One of America's most erratic, energetic and controversial filmmakers, Francis Ford Coppola enjoyed stunning triumphs and endured monumental setbacks before resurrecting himself, Phoenix-like, to begin the process all over again. Known primarily for his successful "Godfather" trilogy - "The Godfather" (1972), "The Godfather, Part II" (1974) and "The Godfather, Part III" (1990) - Coppola was the most celebrated of the Young Turks - a group of filmmakers who emerged in the early 1970s that included George Lucas, Steven Spielberg, Martin Scorsese, Brian De Palma and William Friedkin. Unbridled by his ambition and enthusiasm, and perhaps obsessive to the point of being manic, Coppola infused a fervent creative energy into his early work, culminating in "Apocalypse Now" (1979), a journey into his own heart of darkness that irrevocably altered his career and may have even caused permanent psychological damage.

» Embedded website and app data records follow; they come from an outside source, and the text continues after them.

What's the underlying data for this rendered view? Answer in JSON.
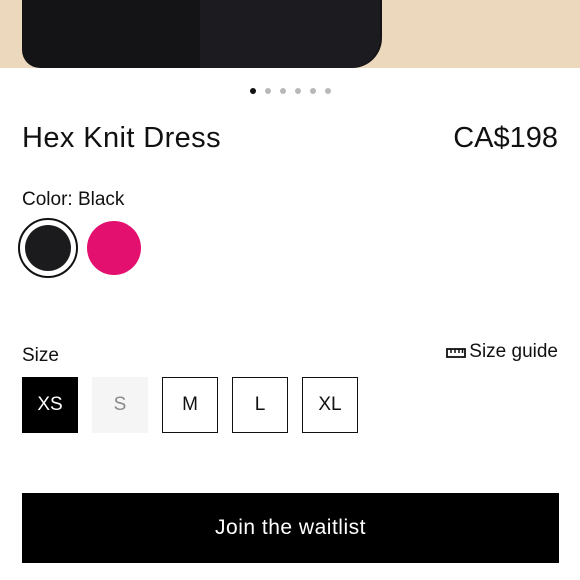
{
  "product": {
    "title": "Hex Knit Dress",
    "price": "CA$198"
  },
  "gallery": {
    "total_images": 6,
    "active_index": 0
  },
  "color": {
    "label": "Color: Black",
    "options": [
      {
        "name": "Black",
        "hex": "#1b1b1d",
        "selected": true
      },
      {
        "name": "Pink",
        "hex": "#e3106f",
        "selected": false
      }
    ]
  },
  "size": {
    "label": "Size",
    "guide_label": "Size guide",
    "guide_icon": "ruler-icon",
    "options": [
      {
        "label": "XS",
        "state": "selected"
      },
      {
        "label": "S",
        "state": "unavailable"
      },
      {
        "label": "M",
        "state": "available"
      },
      {
        "label": "L",
        "state": "available"
      },
      {
        "label": "XL",
        "state": "available"
      }
    ]
  },
  "cta": {
    "label": "Join the waitlist"
  },
  "colors": {
    "background": "#ffffff",
    "text": "#111111",
    "hero_background": "#ecd9bd",
    "cta_background": "#000000"
  }
}
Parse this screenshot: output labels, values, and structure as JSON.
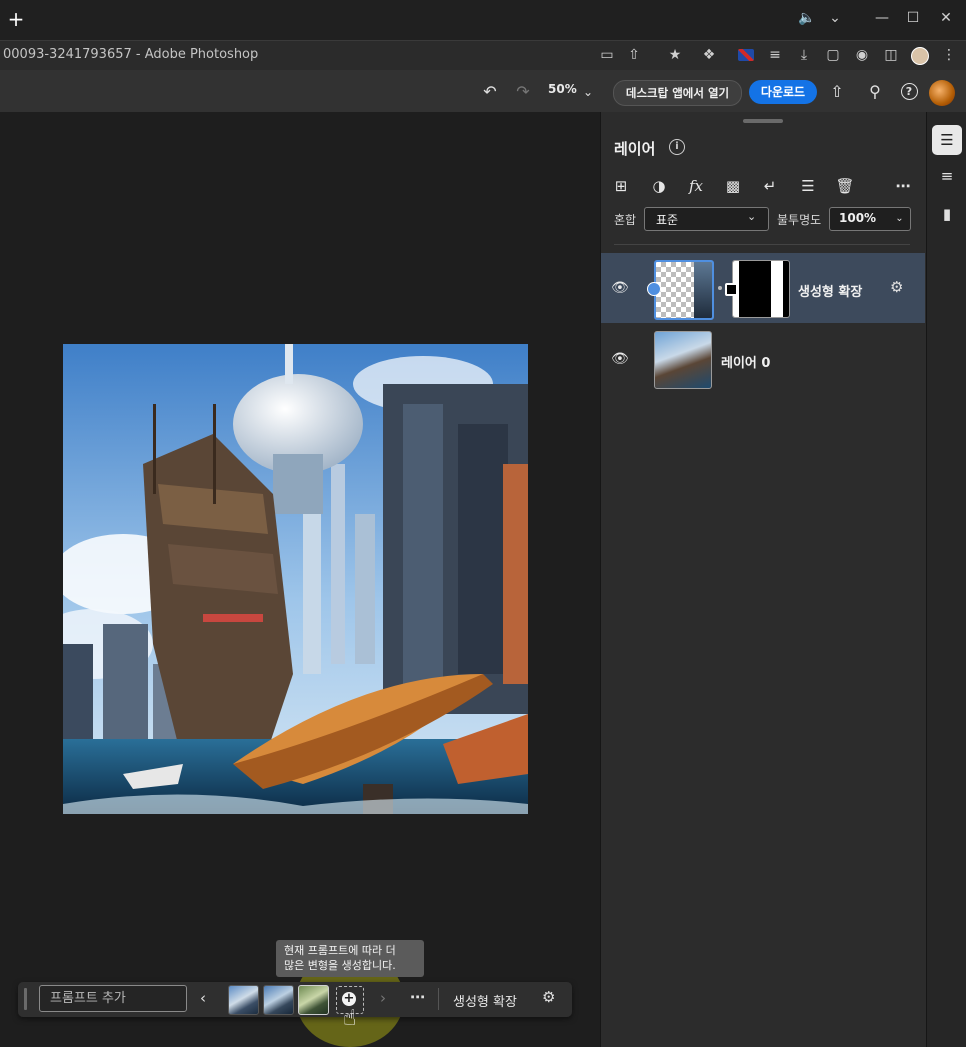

Renowned for his generosity with other filmmakers, Coppola served as a fierce promoter of others' films, championing the work of Wim Wenders, Paul Schrader and Akira Kurosawa, while playing an important part in the restoration of Abel Gance's classic silent film, "Napoleon" (1927). The quality of his directing fell off throughout the 1980s and 1990s, however, and the big studios - remembering his colossal box-office failures - became leery of backing his more personal projects, preferring instead to employ him as a hired gun on the likes of "Bram Stoker's Dracula" (1992) and "The Rainmaker" (1997), which helped the director pay off his enormous debts. Nonetheless, Coppola - having been responsible for directing three of the greatest films in cinema history - remained forever a legend.